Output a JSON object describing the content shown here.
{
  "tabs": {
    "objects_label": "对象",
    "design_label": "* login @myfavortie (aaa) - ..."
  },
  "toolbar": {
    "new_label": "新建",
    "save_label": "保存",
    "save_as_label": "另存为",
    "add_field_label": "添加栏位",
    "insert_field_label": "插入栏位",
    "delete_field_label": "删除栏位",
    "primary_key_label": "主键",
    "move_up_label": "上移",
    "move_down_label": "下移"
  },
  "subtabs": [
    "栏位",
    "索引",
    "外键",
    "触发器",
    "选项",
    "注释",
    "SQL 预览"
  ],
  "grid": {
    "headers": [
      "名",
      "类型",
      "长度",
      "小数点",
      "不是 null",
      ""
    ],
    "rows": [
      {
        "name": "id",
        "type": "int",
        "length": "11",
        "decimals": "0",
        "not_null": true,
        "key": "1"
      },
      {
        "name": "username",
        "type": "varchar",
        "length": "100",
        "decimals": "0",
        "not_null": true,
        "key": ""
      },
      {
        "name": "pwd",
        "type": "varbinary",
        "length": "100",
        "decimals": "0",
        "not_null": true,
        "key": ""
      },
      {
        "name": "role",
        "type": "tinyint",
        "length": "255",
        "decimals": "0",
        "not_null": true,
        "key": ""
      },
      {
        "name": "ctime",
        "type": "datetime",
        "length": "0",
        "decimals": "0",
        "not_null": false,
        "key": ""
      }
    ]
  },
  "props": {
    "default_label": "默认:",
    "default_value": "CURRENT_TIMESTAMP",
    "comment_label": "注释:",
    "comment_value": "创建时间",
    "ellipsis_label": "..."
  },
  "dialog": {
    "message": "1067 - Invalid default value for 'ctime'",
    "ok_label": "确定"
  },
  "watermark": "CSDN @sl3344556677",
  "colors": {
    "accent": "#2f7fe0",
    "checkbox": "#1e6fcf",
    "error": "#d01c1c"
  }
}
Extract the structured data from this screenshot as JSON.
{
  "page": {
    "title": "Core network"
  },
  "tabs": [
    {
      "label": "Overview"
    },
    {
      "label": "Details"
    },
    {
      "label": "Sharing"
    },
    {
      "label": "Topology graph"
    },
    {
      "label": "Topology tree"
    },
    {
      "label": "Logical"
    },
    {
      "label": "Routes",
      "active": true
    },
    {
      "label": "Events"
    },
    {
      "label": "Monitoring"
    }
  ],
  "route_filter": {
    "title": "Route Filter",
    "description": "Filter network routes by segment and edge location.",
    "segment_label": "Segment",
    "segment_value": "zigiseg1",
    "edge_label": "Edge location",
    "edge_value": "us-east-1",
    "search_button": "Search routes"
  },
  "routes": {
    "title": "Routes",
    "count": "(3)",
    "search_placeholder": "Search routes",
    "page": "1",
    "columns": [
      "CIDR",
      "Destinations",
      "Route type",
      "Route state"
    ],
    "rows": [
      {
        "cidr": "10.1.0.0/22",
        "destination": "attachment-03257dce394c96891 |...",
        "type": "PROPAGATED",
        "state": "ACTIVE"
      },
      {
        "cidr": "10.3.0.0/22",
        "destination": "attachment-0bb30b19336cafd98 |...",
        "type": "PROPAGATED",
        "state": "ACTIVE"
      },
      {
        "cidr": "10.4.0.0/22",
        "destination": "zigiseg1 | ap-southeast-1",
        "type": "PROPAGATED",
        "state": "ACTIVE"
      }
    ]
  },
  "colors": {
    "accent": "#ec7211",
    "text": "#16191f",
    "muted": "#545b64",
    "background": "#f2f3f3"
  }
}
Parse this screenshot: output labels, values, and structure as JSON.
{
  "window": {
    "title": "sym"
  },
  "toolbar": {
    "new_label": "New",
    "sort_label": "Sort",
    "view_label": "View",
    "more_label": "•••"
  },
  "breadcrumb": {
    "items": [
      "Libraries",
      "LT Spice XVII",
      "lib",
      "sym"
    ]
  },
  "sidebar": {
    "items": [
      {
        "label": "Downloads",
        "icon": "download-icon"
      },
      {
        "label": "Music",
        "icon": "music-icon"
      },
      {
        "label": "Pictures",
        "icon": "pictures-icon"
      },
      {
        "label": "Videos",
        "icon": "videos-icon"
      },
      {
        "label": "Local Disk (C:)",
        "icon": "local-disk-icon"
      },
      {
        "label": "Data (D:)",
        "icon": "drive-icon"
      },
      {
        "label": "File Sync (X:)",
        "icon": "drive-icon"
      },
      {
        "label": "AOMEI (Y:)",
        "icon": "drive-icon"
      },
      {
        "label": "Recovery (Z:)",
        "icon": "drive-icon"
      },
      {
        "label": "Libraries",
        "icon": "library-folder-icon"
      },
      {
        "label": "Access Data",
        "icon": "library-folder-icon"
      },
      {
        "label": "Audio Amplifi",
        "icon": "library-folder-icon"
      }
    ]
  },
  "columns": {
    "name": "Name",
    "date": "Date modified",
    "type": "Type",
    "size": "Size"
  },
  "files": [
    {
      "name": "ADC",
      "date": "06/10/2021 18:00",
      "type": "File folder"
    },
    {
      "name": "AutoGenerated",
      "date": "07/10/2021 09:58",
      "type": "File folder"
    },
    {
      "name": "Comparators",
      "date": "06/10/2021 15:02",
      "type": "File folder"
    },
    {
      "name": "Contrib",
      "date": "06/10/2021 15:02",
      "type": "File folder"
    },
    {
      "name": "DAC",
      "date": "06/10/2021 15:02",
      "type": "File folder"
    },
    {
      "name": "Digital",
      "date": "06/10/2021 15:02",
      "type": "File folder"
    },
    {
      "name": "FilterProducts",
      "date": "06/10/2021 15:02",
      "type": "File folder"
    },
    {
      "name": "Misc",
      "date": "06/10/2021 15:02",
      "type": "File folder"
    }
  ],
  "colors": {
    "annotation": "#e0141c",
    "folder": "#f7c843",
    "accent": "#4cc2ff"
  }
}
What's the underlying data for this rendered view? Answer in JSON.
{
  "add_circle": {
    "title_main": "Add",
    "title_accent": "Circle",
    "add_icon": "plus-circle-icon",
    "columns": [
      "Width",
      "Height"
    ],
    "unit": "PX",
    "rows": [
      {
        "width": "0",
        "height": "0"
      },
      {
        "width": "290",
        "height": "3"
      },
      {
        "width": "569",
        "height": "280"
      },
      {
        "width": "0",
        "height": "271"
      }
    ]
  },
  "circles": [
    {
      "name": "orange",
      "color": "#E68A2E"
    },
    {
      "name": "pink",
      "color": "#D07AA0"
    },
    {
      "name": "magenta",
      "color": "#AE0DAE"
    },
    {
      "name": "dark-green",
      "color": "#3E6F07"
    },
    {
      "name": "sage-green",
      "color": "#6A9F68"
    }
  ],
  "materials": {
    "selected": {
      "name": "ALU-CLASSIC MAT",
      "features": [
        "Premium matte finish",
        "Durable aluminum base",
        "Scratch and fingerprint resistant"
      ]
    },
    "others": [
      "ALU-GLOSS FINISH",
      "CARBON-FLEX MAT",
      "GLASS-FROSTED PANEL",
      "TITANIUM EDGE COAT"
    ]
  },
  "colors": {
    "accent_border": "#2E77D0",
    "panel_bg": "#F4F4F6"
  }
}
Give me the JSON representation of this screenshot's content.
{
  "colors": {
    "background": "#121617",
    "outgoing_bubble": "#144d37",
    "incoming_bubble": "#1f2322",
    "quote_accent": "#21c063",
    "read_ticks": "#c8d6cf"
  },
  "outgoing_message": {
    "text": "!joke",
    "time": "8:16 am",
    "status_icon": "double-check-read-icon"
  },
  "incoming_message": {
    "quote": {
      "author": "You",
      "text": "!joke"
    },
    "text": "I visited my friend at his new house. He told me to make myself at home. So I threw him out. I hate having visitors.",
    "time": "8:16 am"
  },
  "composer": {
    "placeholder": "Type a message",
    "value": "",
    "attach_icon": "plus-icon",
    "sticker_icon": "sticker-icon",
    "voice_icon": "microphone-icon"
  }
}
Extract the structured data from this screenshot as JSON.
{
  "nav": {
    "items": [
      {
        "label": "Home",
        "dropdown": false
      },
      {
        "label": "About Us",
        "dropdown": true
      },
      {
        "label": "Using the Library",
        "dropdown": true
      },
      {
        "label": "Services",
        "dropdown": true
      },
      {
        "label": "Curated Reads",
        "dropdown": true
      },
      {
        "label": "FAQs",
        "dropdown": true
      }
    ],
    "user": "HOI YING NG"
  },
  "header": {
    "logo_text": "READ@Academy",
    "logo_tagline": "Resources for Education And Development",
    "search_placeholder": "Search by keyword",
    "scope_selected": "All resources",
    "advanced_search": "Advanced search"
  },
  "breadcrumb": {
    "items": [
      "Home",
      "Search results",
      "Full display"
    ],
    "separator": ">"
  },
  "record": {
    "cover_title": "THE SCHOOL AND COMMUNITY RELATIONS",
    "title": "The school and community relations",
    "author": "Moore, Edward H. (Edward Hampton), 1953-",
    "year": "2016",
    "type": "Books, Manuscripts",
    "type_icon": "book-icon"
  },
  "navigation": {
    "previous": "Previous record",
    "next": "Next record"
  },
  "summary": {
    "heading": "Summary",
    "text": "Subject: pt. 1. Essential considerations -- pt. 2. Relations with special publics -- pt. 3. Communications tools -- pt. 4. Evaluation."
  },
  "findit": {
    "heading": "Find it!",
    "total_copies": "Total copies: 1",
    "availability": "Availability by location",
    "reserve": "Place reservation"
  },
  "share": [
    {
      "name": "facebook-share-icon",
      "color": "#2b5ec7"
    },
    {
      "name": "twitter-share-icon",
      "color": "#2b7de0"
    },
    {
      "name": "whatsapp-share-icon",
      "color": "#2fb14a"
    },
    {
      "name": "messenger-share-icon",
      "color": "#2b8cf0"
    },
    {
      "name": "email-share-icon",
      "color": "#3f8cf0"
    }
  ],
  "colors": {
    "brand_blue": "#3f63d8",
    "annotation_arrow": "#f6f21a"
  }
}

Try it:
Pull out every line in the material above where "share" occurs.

Your response:
  "share": [
      "name": "facebook-share-icon",
      "name": "twitter-share-icon",
      "name": "whatsapp-share-icon",
      "name": "messenger-share-icon",
      "name": "email-share-icon",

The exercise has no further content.